Tracks have faced a continuous quandary when trying to work on connectivity through both cellular and WiFi. The price for what would be necessary to cover an entire facility for only two or three days a year is much more than the tracks would want to pay, especially at a facility where there is a lot of concrete and a lot of noise. Indianapolis Motor Speedway president Doug Boles said an estimate for WiFi for the entire facility a few years ago was more than $40 million.

"For a majority of the events, we will have good cell coverage and we feel good about that," Neeb said about cellular service. "We hope before the season starts, we'll even have more. ... I don't think you will see a significant difference of coverage of what you saw before."

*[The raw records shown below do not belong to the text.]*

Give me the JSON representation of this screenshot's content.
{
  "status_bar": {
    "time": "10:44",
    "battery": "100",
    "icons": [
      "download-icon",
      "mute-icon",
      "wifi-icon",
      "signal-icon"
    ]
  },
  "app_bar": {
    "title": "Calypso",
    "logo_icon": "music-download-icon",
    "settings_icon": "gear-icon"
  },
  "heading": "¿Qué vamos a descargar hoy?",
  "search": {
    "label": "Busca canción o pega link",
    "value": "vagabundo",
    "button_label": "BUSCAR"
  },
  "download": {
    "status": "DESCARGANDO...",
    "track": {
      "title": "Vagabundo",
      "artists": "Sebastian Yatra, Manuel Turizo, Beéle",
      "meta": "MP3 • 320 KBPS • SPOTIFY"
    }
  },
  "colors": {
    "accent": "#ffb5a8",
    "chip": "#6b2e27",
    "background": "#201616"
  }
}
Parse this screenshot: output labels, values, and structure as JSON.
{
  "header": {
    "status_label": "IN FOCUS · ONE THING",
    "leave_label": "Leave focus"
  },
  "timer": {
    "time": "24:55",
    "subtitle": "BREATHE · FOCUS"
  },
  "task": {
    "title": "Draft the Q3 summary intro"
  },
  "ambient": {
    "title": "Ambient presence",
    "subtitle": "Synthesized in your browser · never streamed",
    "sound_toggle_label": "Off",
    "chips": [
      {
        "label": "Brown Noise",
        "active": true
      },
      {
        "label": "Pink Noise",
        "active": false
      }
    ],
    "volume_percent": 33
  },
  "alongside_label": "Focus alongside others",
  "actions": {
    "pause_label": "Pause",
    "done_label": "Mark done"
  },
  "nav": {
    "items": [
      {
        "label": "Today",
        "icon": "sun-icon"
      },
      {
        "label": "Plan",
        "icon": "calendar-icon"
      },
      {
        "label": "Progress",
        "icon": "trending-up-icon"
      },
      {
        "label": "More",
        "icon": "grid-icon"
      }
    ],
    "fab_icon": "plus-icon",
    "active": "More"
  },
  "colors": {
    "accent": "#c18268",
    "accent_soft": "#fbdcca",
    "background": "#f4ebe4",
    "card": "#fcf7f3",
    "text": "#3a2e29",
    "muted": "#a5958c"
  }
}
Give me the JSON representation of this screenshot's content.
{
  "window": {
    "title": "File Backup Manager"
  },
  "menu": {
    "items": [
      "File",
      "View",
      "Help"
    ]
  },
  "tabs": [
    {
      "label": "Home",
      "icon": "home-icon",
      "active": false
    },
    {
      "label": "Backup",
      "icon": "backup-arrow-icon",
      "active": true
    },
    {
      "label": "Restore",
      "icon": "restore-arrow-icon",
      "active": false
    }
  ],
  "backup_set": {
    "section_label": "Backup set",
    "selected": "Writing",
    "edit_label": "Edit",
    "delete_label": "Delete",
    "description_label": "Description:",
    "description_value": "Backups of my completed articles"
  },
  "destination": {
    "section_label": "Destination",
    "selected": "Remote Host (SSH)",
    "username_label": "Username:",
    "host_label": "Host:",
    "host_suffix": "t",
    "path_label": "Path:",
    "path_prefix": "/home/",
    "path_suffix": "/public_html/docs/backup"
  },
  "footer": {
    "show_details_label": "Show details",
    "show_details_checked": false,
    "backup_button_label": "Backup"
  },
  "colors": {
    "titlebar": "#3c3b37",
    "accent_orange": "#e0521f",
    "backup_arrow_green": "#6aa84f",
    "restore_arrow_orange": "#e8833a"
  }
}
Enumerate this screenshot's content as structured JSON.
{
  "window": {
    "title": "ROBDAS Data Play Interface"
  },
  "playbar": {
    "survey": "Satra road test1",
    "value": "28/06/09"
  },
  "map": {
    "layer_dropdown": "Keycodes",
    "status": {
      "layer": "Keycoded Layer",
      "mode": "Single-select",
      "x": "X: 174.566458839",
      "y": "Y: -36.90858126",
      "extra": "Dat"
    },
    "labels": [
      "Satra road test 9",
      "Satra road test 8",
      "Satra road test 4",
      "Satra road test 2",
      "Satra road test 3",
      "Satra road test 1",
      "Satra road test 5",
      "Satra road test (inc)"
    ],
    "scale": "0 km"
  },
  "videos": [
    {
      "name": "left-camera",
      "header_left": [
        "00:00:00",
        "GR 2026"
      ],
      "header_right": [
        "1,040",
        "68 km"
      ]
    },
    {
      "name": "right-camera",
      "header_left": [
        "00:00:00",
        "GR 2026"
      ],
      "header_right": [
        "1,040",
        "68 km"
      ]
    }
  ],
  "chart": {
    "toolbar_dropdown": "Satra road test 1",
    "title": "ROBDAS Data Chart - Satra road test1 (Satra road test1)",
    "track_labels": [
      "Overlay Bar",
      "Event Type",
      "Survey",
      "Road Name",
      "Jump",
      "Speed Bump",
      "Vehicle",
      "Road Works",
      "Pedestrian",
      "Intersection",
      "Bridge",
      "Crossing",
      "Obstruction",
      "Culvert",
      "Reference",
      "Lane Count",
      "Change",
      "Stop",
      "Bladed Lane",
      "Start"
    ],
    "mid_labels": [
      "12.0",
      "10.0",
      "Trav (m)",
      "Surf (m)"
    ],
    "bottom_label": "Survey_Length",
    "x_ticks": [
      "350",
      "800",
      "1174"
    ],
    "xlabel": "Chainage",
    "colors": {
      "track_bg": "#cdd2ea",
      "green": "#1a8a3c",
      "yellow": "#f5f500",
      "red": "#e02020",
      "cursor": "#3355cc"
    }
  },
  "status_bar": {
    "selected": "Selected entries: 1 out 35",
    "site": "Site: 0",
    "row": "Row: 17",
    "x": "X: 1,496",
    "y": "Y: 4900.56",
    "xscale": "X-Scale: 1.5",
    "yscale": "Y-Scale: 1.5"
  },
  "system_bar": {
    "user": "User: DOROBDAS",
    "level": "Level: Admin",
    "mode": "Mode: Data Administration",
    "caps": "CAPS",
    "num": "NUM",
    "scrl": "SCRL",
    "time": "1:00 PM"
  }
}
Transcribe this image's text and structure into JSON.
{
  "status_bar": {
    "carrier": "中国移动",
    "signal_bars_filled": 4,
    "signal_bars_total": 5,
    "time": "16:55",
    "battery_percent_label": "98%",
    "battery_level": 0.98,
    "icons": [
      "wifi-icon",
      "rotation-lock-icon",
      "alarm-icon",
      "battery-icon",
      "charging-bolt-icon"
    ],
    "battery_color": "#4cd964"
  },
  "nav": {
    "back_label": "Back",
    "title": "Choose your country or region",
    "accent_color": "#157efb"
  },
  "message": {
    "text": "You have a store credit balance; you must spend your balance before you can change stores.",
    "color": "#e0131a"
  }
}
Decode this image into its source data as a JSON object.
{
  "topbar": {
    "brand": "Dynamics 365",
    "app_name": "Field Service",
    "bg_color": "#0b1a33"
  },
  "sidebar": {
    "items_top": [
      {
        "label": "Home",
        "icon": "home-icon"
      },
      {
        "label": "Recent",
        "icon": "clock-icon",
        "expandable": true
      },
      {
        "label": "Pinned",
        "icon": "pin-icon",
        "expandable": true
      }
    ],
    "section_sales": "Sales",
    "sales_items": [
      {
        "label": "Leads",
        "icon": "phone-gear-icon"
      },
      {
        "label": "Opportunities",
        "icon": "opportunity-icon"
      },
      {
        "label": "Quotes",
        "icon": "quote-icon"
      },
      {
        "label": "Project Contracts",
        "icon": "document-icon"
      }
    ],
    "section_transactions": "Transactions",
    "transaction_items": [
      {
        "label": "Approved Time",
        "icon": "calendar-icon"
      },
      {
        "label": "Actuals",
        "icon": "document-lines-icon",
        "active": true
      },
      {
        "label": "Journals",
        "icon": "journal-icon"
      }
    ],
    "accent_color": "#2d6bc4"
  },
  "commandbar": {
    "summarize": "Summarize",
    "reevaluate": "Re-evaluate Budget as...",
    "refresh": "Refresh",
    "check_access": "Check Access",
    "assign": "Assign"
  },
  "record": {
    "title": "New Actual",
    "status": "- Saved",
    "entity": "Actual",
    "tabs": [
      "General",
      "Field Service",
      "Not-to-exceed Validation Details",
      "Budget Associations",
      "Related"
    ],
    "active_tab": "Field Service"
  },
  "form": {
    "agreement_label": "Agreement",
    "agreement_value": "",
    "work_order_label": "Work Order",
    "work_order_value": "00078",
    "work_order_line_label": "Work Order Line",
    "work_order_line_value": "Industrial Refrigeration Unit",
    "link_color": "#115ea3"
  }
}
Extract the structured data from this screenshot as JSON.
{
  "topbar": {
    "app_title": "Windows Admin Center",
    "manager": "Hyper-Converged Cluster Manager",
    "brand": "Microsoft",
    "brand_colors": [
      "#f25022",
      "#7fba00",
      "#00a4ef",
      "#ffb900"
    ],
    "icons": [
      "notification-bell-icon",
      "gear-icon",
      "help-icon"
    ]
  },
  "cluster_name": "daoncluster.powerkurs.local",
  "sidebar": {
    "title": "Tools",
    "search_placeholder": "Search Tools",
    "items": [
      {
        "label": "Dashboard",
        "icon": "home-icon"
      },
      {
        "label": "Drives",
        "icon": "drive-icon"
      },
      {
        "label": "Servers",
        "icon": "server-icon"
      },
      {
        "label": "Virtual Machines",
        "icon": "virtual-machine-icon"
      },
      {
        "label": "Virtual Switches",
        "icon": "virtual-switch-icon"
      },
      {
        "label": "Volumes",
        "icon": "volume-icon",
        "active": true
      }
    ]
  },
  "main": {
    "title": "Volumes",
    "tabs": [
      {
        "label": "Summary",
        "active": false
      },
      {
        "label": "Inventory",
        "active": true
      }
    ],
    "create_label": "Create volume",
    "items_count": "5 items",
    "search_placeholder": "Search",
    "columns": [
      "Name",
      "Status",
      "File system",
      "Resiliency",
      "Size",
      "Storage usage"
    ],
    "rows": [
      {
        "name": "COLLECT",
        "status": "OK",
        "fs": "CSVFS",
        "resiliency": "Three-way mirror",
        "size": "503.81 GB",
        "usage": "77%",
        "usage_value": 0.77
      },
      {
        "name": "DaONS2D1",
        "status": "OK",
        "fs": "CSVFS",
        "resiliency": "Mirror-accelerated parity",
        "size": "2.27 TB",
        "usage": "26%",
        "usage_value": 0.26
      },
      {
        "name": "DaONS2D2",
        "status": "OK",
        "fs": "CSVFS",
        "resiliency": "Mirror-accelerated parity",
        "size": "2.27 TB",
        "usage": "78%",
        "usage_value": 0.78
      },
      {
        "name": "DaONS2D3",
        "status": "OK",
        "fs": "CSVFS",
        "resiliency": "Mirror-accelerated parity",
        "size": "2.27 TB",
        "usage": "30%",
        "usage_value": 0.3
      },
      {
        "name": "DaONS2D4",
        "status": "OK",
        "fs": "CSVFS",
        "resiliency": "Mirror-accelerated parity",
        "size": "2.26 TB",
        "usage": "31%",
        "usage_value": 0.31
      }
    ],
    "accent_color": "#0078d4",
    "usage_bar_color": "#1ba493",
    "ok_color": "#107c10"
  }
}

Meesters said she couldn't reveal Sprint's numbers as far as the number of people using its phones at the track because those are proprietary. It wouldn't be a stretch, though, to believe that NASCAR fans supported the sponsor.

Sprint and the other cell carriers obviously would want their customers to have service. But who has the leverage in these talks is questionable, considering whether fans would blame tracks or carriers for lack of service.

There are several ways to look at the benefits for tracks working toward having better cell service. The first would be to serve their customers who need to make calls or look up emails. The tracks also like to push content and information to fan's phones -- and the only way to do that is to make sure the fans have service.

The other benefit is social media. Fans learn about what is happening during the race through their social media feed, enhancing the experience. And fans posting on social media is free marketing for the tracks themselves.

"The world of venues and managing connectivity is a challenge not only for our sport but all sports," Neeb said. "We're all sharing information back and forth among each other as to what's working and what's not working.

"In the next few years, the realization from our technology partners is they've got to solve this. I think there are some good solutions out there that are coming in the near future."

Burch and Neeb said they focus on common areas, suites and premium campgrounds. Daytona has WiFi on the concourses of its new main grandstand. Burch also said SMI is toying with an idea of a self-contained WiFi router unit with a generator and antenna that could be moved from track to track so that they can be used more than a couple times a year.

Fans in some ways are used to knowing that big events have connectivity challenges. With Sprint no longer the series sponsor, it might make other carriers more interested in supporting the sport's customers as they were locked out of Cup team and race sponsorships as well as branding at the tracks.

"Both Verizon and T-Mobile have definitely raised their hands to see what else they can do with us," Neeb said.